- Pain and swelling.
- Tenderness to the touch.
- Difficulty bearing weight on the affected foot.
- A reduced range of motion.
- A popping sound when you were first injured.
A rolled or twisted ankle may feel similar to a sprain, but there are some subtle differences in the injury that impact your symptoms. Knowing whether you have a rolled ankle or ankle sprain can also help your doctor choose the best course of treatment.

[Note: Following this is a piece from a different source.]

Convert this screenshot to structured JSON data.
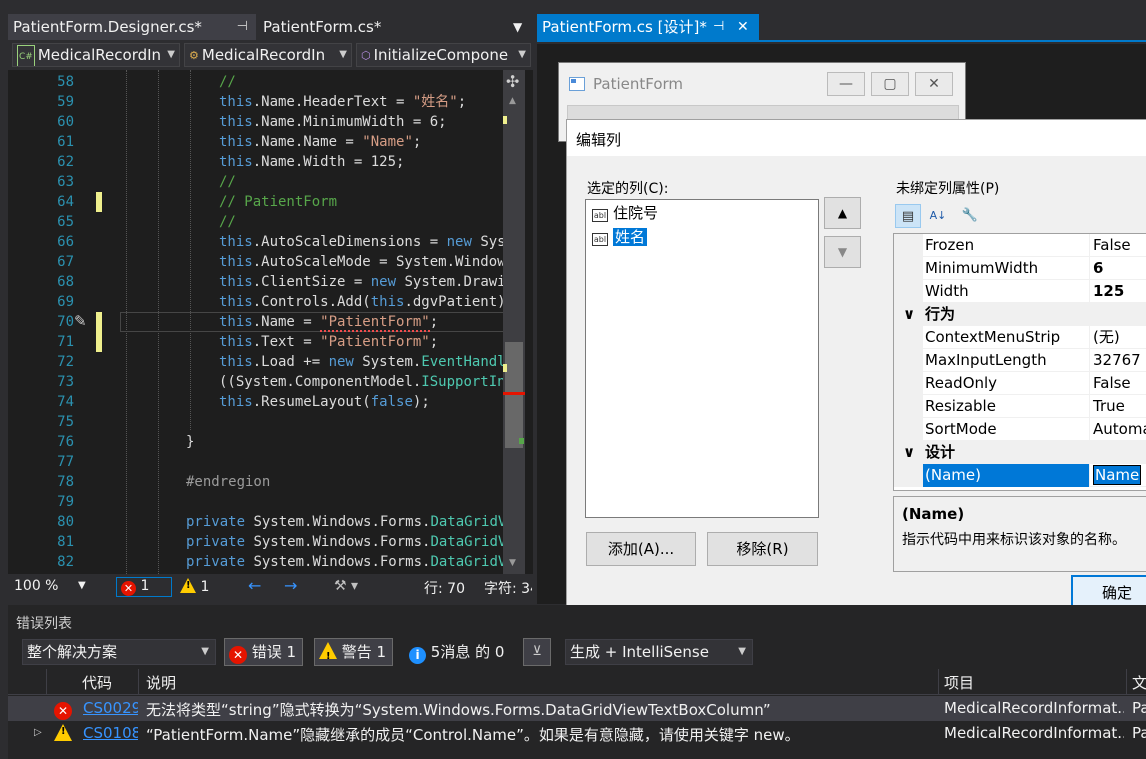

We determine ankle injuries by examining which parts of the ankle are affected; the bone, tendon and ligaments all have different roles, but they must work together to keep you walking and feeling your best. When you have a rolled ankle, it can either be an internal or external rotation. These are known as inversion and eversion sprains. You can classify a rolled ankle as an ankle sprain, and your doctor can determine which level of severity it has on a scale of I, II or III.
- Grade I ankle sprains are mild, causing discomfort and some pain, but they heal on their own with rest, ice, compression and elevation (R.I.C.E. method).
- Grade II ankle sprains are moderate, which may make it more difficult for you to perform daily activities. Sports practice and exercise are out of the question during your recovery, so you’ll have to take it easy and possibly wear a splint until your ankle heals.
Grade III ankle sprains require immediate medical intervention to prevent permanent damage; these are severe injuries that usually require ankle sprain surgery to correct. You will have to wear a cast for several weeks, and in some cases, repeat surgeries are required to tighten ligaments.
Doctors classify ankle fractures by their anatomical position, which is either above, at or below the ankle syndesmosis joint. Ankle fractures may be severe, which stop you from being able to walk, or they could be more subtle. Sometimes, patients don’t realize how severe their fracture is, and they continue to suffer and worsen their injury through overuse.
Ankle fractures can be caused through sports injury, exercise, a slip-and-fall injury, tripping or physical trauma. Warning signs include swelling and pain, tenderness and touch sensitivity, bruising and a “popped” appearance from a dislocated joint.